“Don’t make assumptions.” “Criticize the idea, not the person.” “Avoid generalizations.”
These are a few common rules about polite conversation. But they are broken so systematically that it raises the question of whether the rules are any good. One may vocally oppose generalizations, and in the next breath make a sweeping generalization of their own.
It seems that when someone else makes assumptions or generalizations, we hate it. But when we ourselves have the opportunity, we suddenly remember that assumptions and generalizations have some redeeming value after all. And when we next hear someone else make a generalization, we again forget what that value was.
I assert that the value of a generalization is quite simple. People like to state opinions, they like to hear opinions, and they like to use them to inform behavior. They also like to consider opinions and even disagree with them. And if the opinion is stronger by way of generalization, then all the better.
The question for me is not why we like generalizations, but why some generalizations turn out so wrong. What is the source of our aversion?

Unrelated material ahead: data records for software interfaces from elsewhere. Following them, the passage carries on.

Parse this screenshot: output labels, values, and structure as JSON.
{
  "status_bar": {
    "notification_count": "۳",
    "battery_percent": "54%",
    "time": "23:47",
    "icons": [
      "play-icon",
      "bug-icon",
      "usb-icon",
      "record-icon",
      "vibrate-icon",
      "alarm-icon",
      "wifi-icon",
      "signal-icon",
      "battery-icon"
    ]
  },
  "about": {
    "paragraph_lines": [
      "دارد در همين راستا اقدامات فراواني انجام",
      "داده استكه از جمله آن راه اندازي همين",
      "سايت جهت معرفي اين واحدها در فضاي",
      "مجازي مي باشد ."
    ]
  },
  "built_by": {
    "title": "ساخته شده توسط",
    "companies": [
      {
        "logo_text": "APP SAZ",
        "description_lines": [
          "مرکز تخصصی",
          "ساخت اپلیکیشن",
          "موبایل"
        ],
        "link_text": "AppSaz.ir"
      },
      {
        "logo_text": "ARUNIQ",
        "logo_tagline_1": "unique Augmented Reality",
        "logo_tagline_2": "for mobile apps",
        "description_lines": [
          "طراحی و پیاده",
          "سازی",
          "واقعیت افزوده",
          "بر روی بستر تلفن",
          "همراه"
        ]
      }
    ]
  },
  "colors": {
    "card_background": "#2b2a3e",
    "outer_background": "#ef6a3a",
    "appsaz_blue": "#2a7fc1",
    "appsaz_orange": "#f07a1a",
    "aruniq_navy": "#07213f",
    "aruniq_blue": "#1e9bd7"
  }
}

And how can we avoid the kind of generalizations that produce such negative reactions?
I found my answer in an unlikely place. A few months ago, I had discussed how queer student groups establish “safe spaces” by making several explicit community agreements. For example, they have an agreement of confidentiality, and an agreement to give each person a turn to speak. Among those agreements is one I consider a gem, one that I came to appreciate more and more over time. The agreement is called “Use ‘I’ statements.”
The basic idea is that when you state an opinion, you should make it about yourself and your experience. For example, instead of saying, “Bisexual men are really just gay and in denial,” it is much better to say “I knew some people who identified as bisexual but later identified as gay,” or, “I used to identify as bisexual but I was just in denial.” Rather than stating an opinion on the general nature of things, you are sharing the personal experience which might have led you to form such an opinion in the first place.

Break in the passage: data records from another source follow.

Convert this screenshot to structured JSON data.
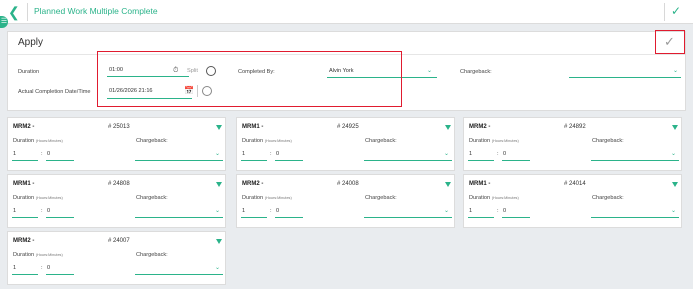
{
  "header": {
    "title": "Planned Work Multiple Complete"
  },
  "apply": {
    "title": "Apply",
    "duration_label": "Duration",
    "duration_value": "01:00",
    "split_label": "Split",
    "completed_by_label": "Completed By:",
    "completed_by_value": "Alvin York",
    "chargeback_label": "Chargeback:",
    "actual_completion_label": "Actual Completion Date/Time",
    "actual_completion_value": "01/26/2026 21:16"
  },
  "card_labels": {
    "duration": "Duration",
    "hours_minutes": "(Hours:Minutes)",
    "chargeback": "Chargeback:",
    "colon": ":"
  },
  "cards": [
    {
      "name": "MRM2 -",
      "number": "# 25013",
      "hours": "1",
      "minutes": "0"
    },
    {
      "name": "MRM1 -",
      "number": "# 24925",
      "hours": "1",
      "minutes": "0"
    },
    {
      "name": "MRM2 -",
      "number": "# 24892",
      "hours": "1",
      "minutes": "0"
    },
    {
      "name": "MRM1 -",
      "number": "# 24808",
      "hours": "1",
      "minutes": "0"
    },
    {
      "name": "MRM2 -",
      "number": "# 24008",
      "hours": "1",
      "minutes": "0"
    },
    {
      "name": "MRM1 -",
      "number": "# 24014",
      "hours": "1",
      "minutes": "0"
    },
    {
      "name": "MRM2 -",
      "number": "# 24007",
      "hours": "1",
      "minutes": "0"
    }
  ]
}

In my experience, using “I” statements is highly effective at avoiding conflict and offense. And sometimes, I see a comment on one of my blogs, and even though we’re on the same page politically, something feels off-base or out of line–often this is because commenters are failing to use “I” statements.
And what’s more, this is a clear case where politeness gives rise to more honesty, instead of less. When we use “I” statements, we are actually being more true to our personal experience, instead of trying to pretend that our personal experience is a universal experience.
In short, “I” statements are a tool to avoid generalizations. But they don’t help you avoid just any kind of generalization, they are laser targeted at the particular kind of generalization that is most likely to cause offense. Basically, I don’t care when you make generalizations, not in general. I just don’t like when you make generalizations from your personal experience to say something about my personal experience. When you generalize from your personal experience to my personal experience, not only can I immediately tell that you’re wrong, I also have a strong negative reaction to how wrong we are. So this is the one kind of generalization you should be avoiding.
You may notice that throughout this post I have made many generalizations of my own. This is fine–I am entitled to my opinions as long as they don’t harm anyone, and this analysis would not be possible without going out on a limb here and there. But I always try to leave a gap in my generalizations, a gap made specifically for you, dear readers, and your diverse experiences. I hope that I have been successful.